(Stored data)

>>

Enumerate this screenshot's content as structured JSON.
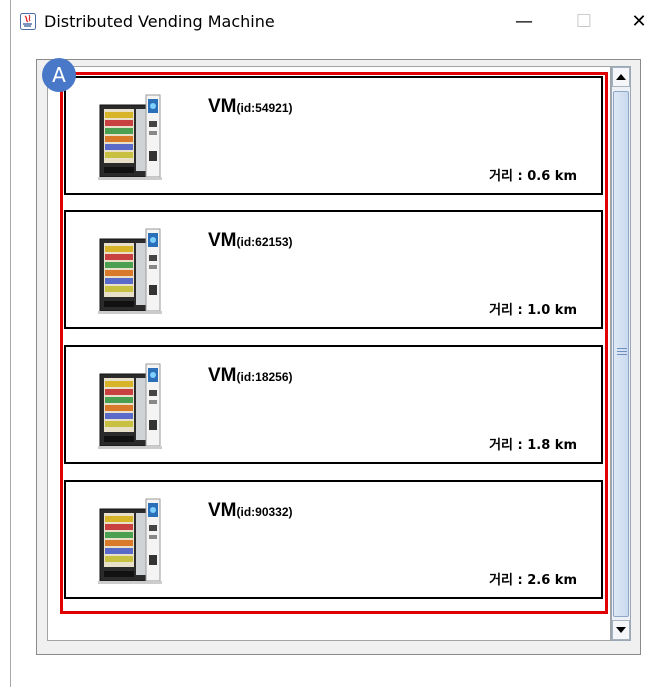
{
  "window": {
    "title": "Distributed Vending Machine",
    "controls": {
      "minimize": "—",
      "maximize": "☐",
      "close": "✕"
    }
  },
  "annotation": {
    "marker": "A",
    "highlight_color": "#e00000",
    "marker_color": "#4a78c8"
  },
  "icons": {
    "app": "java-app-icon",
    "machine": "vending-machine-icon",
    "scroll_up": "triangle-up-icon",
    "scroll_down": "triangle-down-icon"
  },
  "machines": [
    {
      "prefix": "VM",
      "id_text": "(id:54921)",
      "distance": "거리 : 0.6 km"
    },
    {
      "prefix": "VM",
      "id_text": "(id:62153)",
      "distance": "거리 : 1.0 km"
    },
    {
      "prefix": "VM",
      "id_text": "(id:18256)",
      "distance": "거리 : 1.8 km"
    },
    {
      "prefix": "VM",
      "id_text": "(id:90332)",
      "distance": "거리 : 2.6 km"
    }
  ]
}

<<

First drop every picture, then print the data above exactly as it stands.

Enumerate this screenshot's content as structured JSON.
{
  "window": {
    "title": "Distributed Vending Machine",
    "controls": {
      "minimize": "—",
      "maximize": "☐",
      "close": "✕"
    }
  },
  "annotation": {
    "marker": "A",
    "highlight_color": "#e00000",
    "marker_color": "#4a78c8"
  },
  "icons": {
    "app": "java-app-icon",
    "machine": "vending-machine-icon",
    "scroll_up": "triangle-up-icon",
    "scroll_down": "triangle-down-icon"
  },
  "machines": [
    {
      "prefix": "VM",
      "id_text": "(id:54921)",
      "distance": "거리 : 0.6 km"
    },
    {
      "prefix": "VM",
      "id_text": "(id:62153)",
      "distance": "거리 : 1.0 km"
    },
    {
      "prefix": "VM",
      "id_text": "(id:18256)",
      "distance": "거리 : 1.8 km"
    },
    {
      "prefix": "VM",
      "id_text": "(id:90332)",
      "distance": "거리 : 2.6 km"
    }
  ]
}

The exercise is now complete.